A beautifully preserved skull fragment belonging to the earliest baboon species was found in a South African cave. The site in Malapa has constantly offered archaeologists and anthropologists plenty of work, since it was populated by various hominid species across millions of years. In fact, it is here that scientists discovered a distinct hominid species, Australopithecus sediba, for the first time. Apart from the ancient baboon, no other non-hominid animal was found in the cave.

Anthropology, Archaeology, News

Scientists find 1.85 million year old human-like bone

The hand is one of the critical features distinguishing humans, and even a 3.6 cm(1.5-inch), two-million-year-old fragment provides valuable clues. Image credits: M. Domínguez-Rodrigo.

Anthropologists have discovered the oldest known fossil of a bone resembling that of humans; the 1.85 million year old bone is the oldest evidence of a ‘modern’ hand and suggests that ancient humans may have been much larger than previously thought. A key feature that distinguishes humans from other species is the ability to create and use tools. But in order to

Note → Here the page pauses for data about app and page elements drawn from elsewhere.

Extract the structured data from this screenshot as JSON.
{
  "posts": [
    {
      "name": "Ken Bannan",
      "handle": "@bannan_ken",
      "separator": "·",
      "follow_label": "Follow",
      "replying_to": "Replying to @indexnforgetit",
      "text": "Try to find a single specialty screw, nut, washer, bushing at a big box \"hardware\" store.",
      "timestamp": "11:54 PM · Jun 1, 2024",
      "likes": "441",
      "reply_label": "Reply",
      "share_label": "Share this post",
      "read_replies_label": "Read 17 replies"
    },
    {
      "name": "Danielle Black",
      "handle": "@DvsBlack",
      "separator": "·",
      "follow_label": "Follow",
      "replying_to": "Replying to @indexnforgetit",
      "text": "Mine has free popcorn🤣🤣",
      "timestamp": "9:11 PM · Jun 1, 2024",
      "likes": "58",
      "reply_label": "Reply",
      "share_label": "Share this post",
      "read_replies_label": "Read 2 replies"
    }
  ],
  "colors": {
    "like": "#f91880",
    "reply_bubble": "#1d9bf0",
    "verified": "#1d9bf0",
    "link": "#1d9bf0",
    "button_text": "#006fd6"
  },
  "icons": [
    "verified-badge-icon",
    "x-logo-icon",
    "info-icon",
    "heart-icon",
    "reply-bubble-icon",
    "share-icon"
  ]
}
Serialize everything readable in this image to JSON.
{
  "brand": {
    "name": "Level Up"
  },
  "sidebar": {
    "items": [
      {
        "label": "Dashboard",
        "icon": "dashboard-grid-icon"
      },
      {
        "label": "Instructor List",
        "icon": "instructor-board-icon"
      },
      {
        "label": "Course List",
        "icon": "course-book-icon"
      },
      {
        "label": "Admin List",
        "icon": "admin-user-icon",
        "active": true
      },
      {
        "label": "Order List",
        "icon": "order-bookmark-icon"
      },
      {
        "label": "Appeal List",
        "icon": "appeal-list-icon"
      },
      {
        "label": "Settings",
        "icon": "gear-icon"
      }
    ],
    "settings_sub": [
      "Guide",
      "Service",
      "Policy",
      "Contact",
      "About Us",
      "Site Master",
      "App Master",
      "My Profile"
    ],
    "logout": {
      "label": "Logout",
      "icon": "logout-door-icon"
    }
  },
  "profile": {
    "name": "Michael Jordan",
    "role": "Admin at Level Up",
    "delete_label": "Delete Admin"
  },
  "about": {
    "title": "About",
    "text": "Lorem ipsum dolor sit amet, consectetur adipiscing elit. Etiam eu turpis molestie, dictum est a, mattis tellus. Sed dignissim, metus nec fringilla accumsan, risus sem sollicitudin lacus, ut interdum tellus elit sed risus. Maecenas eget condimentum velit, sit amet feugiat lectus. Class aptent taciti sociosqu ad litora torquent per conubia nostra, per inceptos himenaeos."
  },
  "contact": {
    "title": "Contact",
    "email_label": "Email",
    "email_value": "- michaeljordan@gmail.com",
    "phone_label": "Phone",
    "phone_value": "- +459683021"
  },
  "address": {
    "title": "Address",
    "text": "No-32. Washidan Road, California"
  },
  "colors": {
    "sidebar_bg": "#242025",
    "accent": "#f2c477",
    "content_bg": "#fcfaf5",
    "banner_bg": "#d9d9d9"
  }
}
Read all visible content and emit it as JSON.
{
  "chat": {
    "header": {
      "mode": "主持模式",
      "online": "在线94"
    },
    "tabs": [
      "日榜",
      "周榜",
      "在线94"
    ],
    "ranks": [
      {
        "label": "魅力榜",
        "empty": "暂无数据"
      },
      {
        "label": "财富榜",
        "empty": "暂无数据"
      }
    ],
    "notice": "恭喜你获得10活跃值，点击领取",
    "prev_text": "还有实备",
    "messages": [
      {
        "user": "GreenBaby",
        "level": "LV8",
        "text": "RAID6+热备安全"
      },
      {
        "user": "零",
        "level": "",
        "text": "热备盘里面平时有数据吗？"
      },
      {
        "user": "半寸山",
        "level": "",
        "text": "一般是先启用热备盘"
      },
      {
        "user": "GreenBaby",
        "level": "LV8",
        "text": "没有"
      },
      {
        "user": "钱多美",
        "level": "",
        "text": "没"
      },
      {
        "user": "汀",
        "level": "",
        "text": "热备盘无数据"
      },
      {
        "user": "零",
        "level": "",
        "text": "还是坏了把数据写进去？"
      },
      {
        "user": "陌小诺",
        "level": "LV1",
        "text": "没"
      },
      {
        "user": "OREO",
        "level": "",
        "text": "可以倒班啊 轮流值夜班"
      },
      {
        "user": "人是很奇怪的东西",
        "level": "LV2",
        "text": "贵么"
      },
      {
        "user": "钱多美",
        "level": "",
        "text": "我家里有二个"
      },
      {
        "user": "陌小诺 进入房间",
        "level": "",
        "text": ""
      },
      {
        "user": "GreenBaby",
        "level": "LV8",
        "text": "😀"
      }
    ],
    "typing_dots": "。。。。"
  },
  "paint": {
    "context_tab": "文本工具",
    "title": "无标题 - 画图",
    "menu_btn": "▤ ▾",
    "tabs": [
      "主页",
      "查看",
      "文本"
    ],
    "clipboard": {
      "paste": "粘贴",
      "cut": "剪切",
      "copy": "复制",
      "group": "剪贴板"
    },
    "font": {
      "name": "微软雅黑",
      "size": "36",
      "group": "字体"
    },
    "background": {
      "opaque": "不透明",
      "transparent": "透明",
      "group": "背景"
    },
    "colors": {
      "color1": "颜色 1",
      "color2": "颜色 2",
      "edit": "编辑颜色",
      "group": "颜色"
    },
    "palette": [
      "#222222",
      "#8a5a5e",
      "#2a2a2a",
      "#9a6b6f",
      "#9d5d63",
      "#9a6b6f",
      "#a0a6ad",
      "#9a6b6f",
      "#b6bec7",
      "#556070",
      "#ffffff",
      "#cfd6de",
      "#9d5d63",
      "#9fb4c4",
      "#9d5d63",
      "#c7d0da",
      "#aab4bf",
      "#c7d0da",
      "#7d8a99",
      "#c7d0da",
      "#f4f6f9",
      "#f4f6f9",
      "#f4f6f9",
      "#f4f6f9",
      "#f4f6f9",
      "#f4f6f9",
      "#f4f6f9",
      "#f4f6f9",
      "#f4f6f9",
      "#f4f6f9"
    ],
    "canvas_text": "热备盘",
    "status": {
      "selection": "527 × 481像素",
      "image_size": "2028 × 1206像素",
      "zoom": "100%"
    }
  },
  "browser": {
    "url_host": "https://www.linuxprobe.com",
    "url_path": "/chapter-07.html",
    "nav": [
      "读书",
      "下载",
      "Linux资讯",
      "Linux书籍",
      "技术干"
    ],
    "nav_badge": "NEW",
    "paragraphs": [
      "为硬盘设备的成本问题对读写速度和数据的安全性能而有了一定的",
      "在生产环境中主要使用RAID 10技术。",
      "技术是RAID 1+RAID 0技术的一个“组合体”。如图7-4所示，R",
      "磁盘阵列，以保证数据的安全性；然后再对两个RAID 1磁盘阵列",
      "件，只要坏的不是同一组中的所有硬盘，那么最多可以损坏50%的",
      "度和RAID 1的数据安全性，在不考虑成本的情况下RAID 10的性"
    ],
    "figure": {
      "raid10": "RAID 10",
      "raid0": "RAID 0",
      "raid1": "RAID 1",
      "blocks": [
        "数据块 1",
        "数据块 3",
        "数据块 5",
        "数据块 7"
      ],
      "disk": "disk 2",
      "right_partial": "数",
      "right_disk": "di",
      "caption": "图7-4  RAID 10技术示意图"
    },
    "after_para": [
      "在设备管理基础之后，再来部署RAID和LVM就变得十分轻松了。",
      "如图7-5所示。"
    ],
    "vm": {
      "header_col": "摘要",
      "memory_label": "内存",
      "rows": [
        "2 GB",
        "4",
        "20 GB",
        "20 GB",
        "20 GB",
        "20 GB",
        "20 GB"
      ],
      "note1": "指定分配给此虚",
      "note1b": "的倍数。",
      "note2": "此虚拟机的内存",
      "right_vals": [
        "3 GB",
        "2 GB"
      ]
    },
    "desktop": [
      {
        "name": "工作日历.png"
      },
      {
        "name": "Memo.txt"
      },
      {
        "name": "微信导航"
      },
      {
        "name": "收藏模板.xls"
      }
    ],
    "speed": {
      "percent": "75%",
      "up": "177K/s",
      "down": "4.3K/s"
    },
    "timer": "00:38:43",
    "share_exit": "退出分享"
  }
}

Anthropology, Biology, News

Bonobos use flexible “baby communication”

Bonobo (Pan paniscus) mother and infant at Lola ya Bonobo

Researchers have found that just like babies, bonobos exhibit a type of communication in which they use the same sound with different intonations to say different things. They use these high pitch “peeps” to express their emotions.

Anthropology, Archaeology, News

Amateur archaeologists find 560,000 year old human tooth

Volunteer archaeologists Camille and Valentin pose for the cameras in the Arago cave. Camille, 16, found the adult tooth, which dates back 565,000 years

A half a million year old human tooth was discovered in France in a place called Tautavel, one of Europe’s most important prehistoric caves. Anthropologists hailed the discovery as an extremely important one, with chief researcher Tony Chevalier calling it a “major discovery”.